What you submit must be an exact copy of the listing below, with no images in it.

Data section:

-------

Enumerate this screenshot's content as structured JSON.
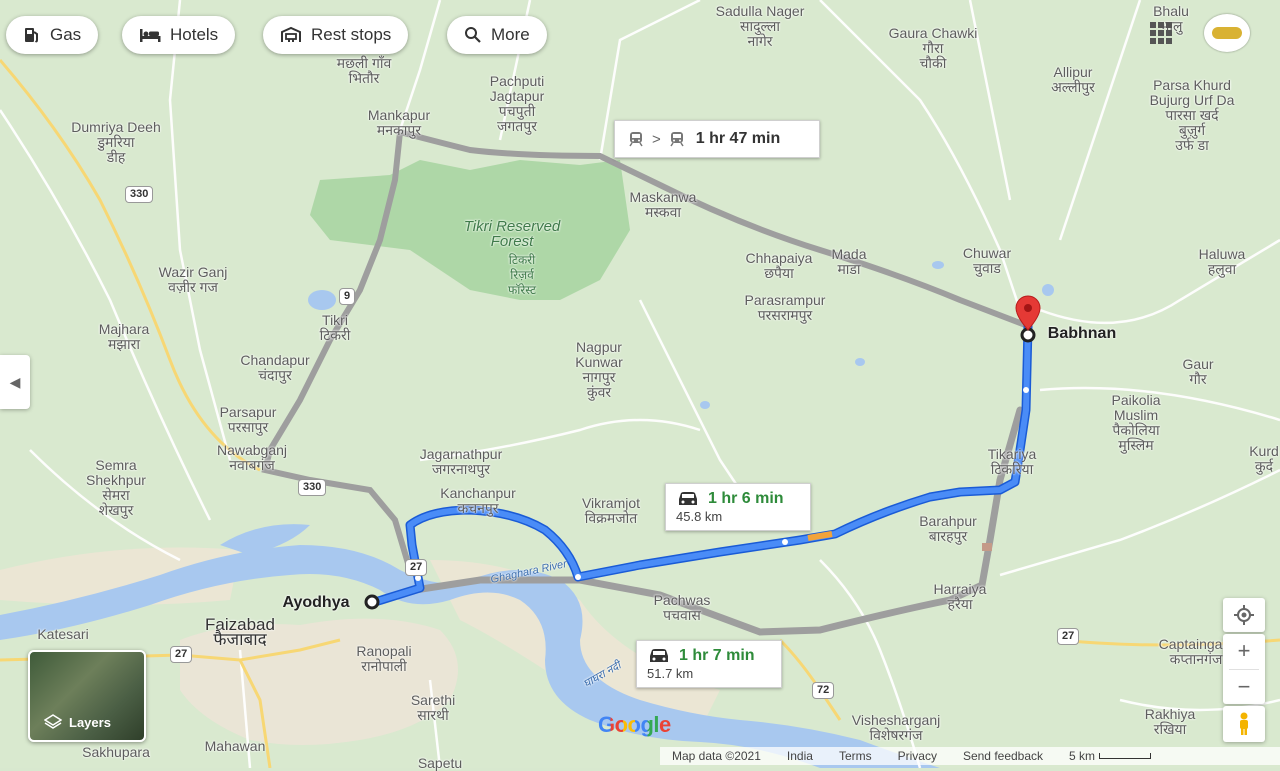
{
  "chips": [
    {
      "label": "Gas",
      "icon": "gas-station-icon"
    },
    {
      "label": "Hotels",
      "icon": "bed-icon"
    },
    {
      "label": "Rest stops",
      "icon": "rest-stop-icon"
    },
    {
      "label": "More",
      "icon": "search-icon"
    }
  ],
  "transit_box": {
    "duration": "1 hr 47 min",
    "separator": ">"
  },
  "route_primary": {
    "duration": "1 hr 6 min",
    "distance": "45.8 km"
  },
  "route_alt": {
    "duration": "1 hr 7 min",
    "distance": "51.7 km"
  },
  "origin": "Ayodhya",
  "destination": "Babhnan",
  "places": [
    {
      "name": "Sadulla Nager",
      "local": "सादुल्ला\nनागेर"
    },
    {
      "name": "Gaura Chawki",
      "local": "गौरा\nचौकी"
    },
    {
      "name": "",
      "local": "मछली गाँव\nभितौर"
    },
    {
      "name": "Pachputi\nJagtapur",
      "local": "पचपुती\nजगतपुर"
    },
    {
      "name": "Mankapur",
      "local": "मनकापुर"
    },
    {
      "name": "Allipur",
      "local": "अल्लीपुर"
    },
    {
      "name": "Parsa Khurd\nBujurg Urf Da",
      "local": "पारसा खर्द\nबुज़ुर्ग\nउर्फ डा"
    },
    {
      "name": "Dumriya Deeh",
      "local": "डुमरिया\nडीह"
    },
    {
      "name": "Maskanwa",
      "local": "मस्कवा"
    },
    {
      "name": "Mada",
      "local": "माडा"
    },
    {
      "name": "Chuwar",
      "local": "चुवाड"
    },
    {
      "name": "Haluwa",
      "local": "हलुवा"
    },
    {
      "name": "Chhapaiya",
      "local": "छपैया"
    },
    {
      "name": "Parasrampur",
      "local": "परसरामपुर"
    },
    {
      "name": "Wazir Ganj",
      "local": "वज़ीर गज"
    },
    {
      "name": "Tikri",
      "local": "टिकरी"
    },
    {
      "name": "Majhara",
      "local": "मझारा"
    },
    {
      "name": "Nagpur\nKunwar",
      "local": "नागपुर\nकुंवर"
    },
    {
      "name": "Chandapur",
      "local": "चंदापुर"
    },
    {
      "name": "Gaur",
      "local": "गौर"
    },
    {
      "name": "Paikolia\nMuslim",
      "local": "पैकोलिया\nमुस्लिम"
    },
    {
      "name": "Parsapur",
      "local": "परसापुर"
    },
    {
      "name": "Nawabganj",
      "local": "नवाबगंज"
    },
    {
      "name": "Jagarnathpur",
      "local": "जगरनाथपुर"
    },
    {
      "name": "Tikariya",
      "local": "टिकरिया"
    },
    {
      "name": "Semra\nShekhpur",
      "local": "सेमरा\nशेखपुर"
    },
    {
      "name": "Kanchanpur",
      "local": "कचनपुर"
    },
    {
      "name": "Vikramjot",
      "local": "विक्रमजोत"
    },
    {
      "name": "Barahpur",
      "local": "बारहपुर"
    },
    {
      "name": "Pachwas",
      "local": "पचवास"
    },
    {
      "name": "Harraiya",
      "local": "हरैया"
    },
    {
      "name": "Faizabad",
      "local": "फैजाबाद"
    },
    {
      "name": "Ranopali",
      "local": "रानोपाली"
    },
    {
      "name": "Captainganj",
      "local": "कप्तानगंज"
    },
    {
      "name": "Sarethi",
      "local": "सारथी"
    },
    {
      "name": "Vishesharganj",
      "local": "विशेषरगंज"
    },
    {
      "name": "Rakhiya",
      "local": "रखिया"
    },
    {
      "name": "Mahawan",
      "local": ""
    },
    {
      "name": "Sakhupara",
      "local": ""
    },
    {
      "name": "Katesari",
      "local": ""
    },
    {
      "name": "Sapetu",
      "local": ""
    },
    {
      "name": "Kurd",
      "local": "कुर्द"
    },
    {
      "name": "Bhalu",
      "local": "भालु"
    }
  ],
  "forest": {
    "name": "Tikri Reserved\nForest",
    "local": "टिकरी\nरिज़र्व\nफॉरेस्ट"
  },
  "rivers": [
    {
      "name": "Ghaghara River"
    },
    {
      "name": "",
      "local": "घाघरा नदी"
    }
  ],
  "highways": [
    "330",
    "9",
    "330",
    "27",
    "27",
    "27",
    "72"
  ],
  "layers_label": "Layers",
  "footer": {
    "map_data": "Map data ©2021",
    "country": "India",
    "terms": "Terms",
    "privacy": "Privacy",
    "feedback": "Send feedback",
    "scale": "5 km"
  },
  "logo": "Google",
  "zoom_in": "+",
  "zoom_out": "−",
  "colors": {
    "route_blue": "#4285f4",
    "route_outline": "#1a5bd6",
    "alt_gray": "#a8a8a8",
    "forest": "#a5d5a0",
    "river": "#a8c8ef",
    "pin_red": "#e53935",
    "land": "#d8e8cf"
  }
}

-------

Task answer:
Enumerate this screenshot's content as structured JSON.
{
  "chips": [
    {
      "label": "Gas",
      "icon": "gas-station-icon"
    },
    {
      "label": "Hotels",
      "icon": "bed-icon"
    },
    {
      "label": "Rest stops",
      "icon": "rest-stop-icon"
    },
    {
      "label": "More",
      "icon": "search-icon"
    }
  ],
  "transit_box": {
    "duration": "1 hr 47 min",
    "separator": ">"
  },
  "route_primary": {
    "duration": "1 hr 6 min",
    "distance": "45.8 km"
  },
  "route_alt": {
    "duration": "1 hr 7 min",
    "distance": "51.7 km"
  },
  "origin": "Ayodhya",
  "destination": "Babhnan",
  "places": [
    {
      "name": "Sadulla Nager",
      "local": "सादुल्ला\nनागेर"
    },
    {
      "name": "Gaura Chawki",
      "local": "गौरा\nचौकी"
    },
    {
      "name": "",
      "local": "मछली गाँव\nभितौर"
    },
    {
      "name": "Pachputi\nJagtapur",
      "local": "पचपुती\nजगतपुर"
    },
    {
      "name": "Mankapur",
      "local": "मनकापुर"
    },
    {
      "name": "Allipur",
      "local": "अल्लीपुर"
    },
    {
      "name": "Parsa Khurd\nBujurg Urf Da",
      "local": "पारसा खर्द\nबुज़ुर्ग\nउर्फ डा"
    },
    {
      "name": "Dumriya Deeh",
      "local": "डुमरिया\nडीह"
    },
    {
      "name": "Maskanwa",
      "local": "मस्कवा"
    },
    {
      "name": "Mada",
      "local": "माडा"
    },
    {
      "name": "Chuwar",
      "local": "चुवाड"
    },
    {
      "name": "Haluwa",
      "local": "हलुवा"
    },
    {
      "name": "Chhapaiya",
      "local": "छपैया"
    },
    {
      "name": "Parasrampur",
      "local": "परसरामपुर"
    },
    {
      "name": "Wazir Ganj",
      "local": "वज़ीर गज"
    },
    {
      "name": "Tikri",
      "local": "टिकरी"
    },
    {
      "name": "Majhara",
      "local": "मझारा"
    },
    {
      "name": "Nagpur\nKunwar",
      "local": "नागपुर\nकुंवर"
    },
    {
      "name": "Chandapur",
      "local": "चंदापुर"
    },
    {
      "name": "Gaur",
      "local": "गौर"
    },
    {
      "name": "Paikolia\nMuslim",
      "local": "पैकोलिया\nमुस्लिम"
    },
    {
      "name": "Parsapur",
      "local": "परसापुर"
    },
    {
      "name": "Nawabganj",
      "local": "नवाबगंज"
    },
    {
      "name": "Jagarnathpur",
      "local": "जगरनाथपुर"
    },
    {
      "name": "Tikariya",
      "local": "टिकरिया"
    },
    {
      "name": "Semra\nShekhpur",
      "local": "सेमरा\nशेखपुर"
    },
    {
      "name": "Kanchanpur",
      "local": "कचनपुर"
    },
    {
      "name": "Vikramjot",
      "local": "विक्रमजोत"
    },
    {
      "name": "Barahpur",
      "local": "बारहपुर"
    },
    {
      "name": "Pachwas",
      "local": "पचवास"
    },
    {
      "name": "Harraiya",
      "local": "हरैया"
    },
    {
      "name": "Faizabad",
      "local": "फैजाबाद"
    },
    {
      "name": "Ranopali",
      "local": "रानोपाली"
    },
    {
      "name": "Captainganj",
      "local": "कप्तानगंज"
    },
    {
      "name": "Sarethi",
      "local": "सारथी"
    },
    {
      "name": "Vishesharganj",
      "local": "विशेषरगंज"
    },
    {
      "name": "Rakhiya",
      "local": "रखिया"
    },
    {
      "name": "Mahawan",
      "local": ""
    },
    {
      "name": "Sakhupara",
      "local": ""
    },
    {
      "name": "Katesari",
      "local": ""
    },
    {
      "name": "Sapetu",
      "local": ""
    },
    {
      "name": "Kurd",
      "local": "कुर्द"
    },
    {
      "name": "Bhalu",
      "local": "भालु"
    }
  ],
  "forest": {
    "name": "Tikri Reserved\nForest",
    "local": "टिकरी\nरिज़र्व\nफॉरेस्ट"
  },
  "rivers": [
    {
      "name": "Ghaghara River"
    },
    {
      "name": "",
      "local": "घाघरा नदी"
    }
  ],
  "highways": [
    "330",
    "9",
    "330",
    "27",
    "27",
    "27",
    "72"
  ],
  "layers_label": "Layers",
  "footer": {
    "map_data": "Map data ©2021",
    "country": "India",
    "terms": "Terms",
    "privacy": "Privacy",
    "feedback": "Send feedback",
    "scale": "5 km"
  },
  "logo": "Google",
  "zoom_in": "+",
  "zoom_out": "−",
  "colors": {
    "route_blue": "#4285f4",
    "route_outline": "#1a5bd6",
    "alt_gray": "#a8a8a8",
    "forest": "#a5d5a0",
    "river": "#a8c8ef",
    "pin_red": "#e53935",
    "land": "#d8e8cf"
  }
}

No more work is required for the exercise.